  • Over one hundred protesters gathered Monday outside the Government House in downtown Beirut
  • Lebanon faces a looming fiscal crisis as the economy struggles with soaring debt

BEIRUT: Security forces opened water cannons on Lebanese anti-austerity protesters in the country’s capital on Monday, as the government continued to hold marathon meetings to discuss severe budget cuts.
Lebanon faces a looming fiscal crisis as the economy struggles with soaring debt, rising unemployment and slow growth. The government’s tightened budget and key reforms aim to unlock billions of dollars in pledged foreign assistance. But planned cuts have unleashed a wave of public discontent, amid leaks that austerity could target public wages, services and social benefits.

A retired Lebanese soldier chants slogans while holding an army flag, during a protest in Beirut, Lebanon, Monday. (AP)

Over one hundred protesters gathered Monday outside the Government House in downtown Beirut shouting “Thieves, thieves!” as the Cabinet met for its 16th session and struggles to reach agreement.
Protesters pushed back against police lines and set fire to tires outside the building. At least two policemen and one civilian were wounded in the scuffles.
Among those demonstrating Monday were public and private school teachers and retired officers.

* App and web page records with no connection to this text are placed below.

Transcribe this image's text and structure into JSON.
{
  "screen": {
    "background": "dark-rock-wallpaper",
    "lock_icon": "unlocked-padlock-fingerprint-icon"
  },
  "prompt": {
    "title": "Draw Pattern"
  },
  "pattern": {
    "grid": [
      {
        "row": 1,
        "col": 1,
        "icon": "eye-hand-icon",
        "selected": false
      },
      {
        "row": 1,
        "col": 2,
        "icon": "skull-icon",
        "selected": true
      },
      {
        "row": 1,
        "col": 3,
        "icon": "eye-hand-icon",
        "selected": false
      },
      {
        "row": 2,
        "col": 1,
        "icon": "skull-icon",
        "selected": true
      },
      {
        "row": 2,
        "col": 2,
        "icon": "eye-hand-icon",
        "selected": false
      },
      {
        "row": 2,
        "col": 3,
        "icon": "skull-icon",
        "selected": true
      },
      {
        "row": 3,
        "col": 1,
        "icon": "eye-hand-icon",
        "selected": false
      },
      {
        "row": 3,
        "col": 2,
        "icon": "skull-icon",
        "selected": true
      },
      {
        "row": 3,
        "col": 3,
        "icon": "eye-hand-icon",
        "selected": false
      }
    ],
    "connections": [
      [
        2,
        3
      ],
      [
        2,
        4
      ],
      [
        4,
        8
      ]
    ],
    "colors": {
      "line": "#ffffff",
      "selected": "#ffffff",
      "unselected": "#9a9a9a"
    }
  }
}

The government, headed by Prime Minister Saad Hariri, has sought to calm nerves while also describing the upcoming budget as the most austere in Lebanon’s history.
Hariri said he hopes the government will be able to send the budget to parliament later this week.

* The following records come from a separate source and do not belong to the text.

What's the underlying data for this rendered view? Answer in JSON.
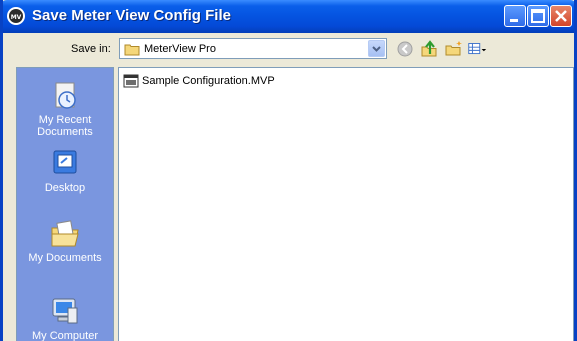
{
  "window": {
    "title": "Save Meter View Config File"
  },
  "toolbar": {
    "save_in_label": "Save in:",
    "save_in_value": "MeterView Pro"
  },
  "places": [
    {
      "label_line1": "My Recent",
      "label_line2": "Documents"
    },
    {
      "label_line1": "Desktop",
      "label_line2": ""
    },
    {
      "label_line1": "My Documents",
      "label_line2": ""
    },
    {
      "label_line1": "My Computer",
      "label_line2": ""
    }
  ],
  "files": [
    {
      "name": "Sample Configuration.MVP"
    }
  ],
  "colors": {
    "titlebar": "#0553E0",
    "places_bar": "#7A96DF",
    "dialog_bg": "#ECE9D8"
  }
}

Finance Minister Ali Hassan Khalil said the cabinet made “important progress” in discussions Sunday.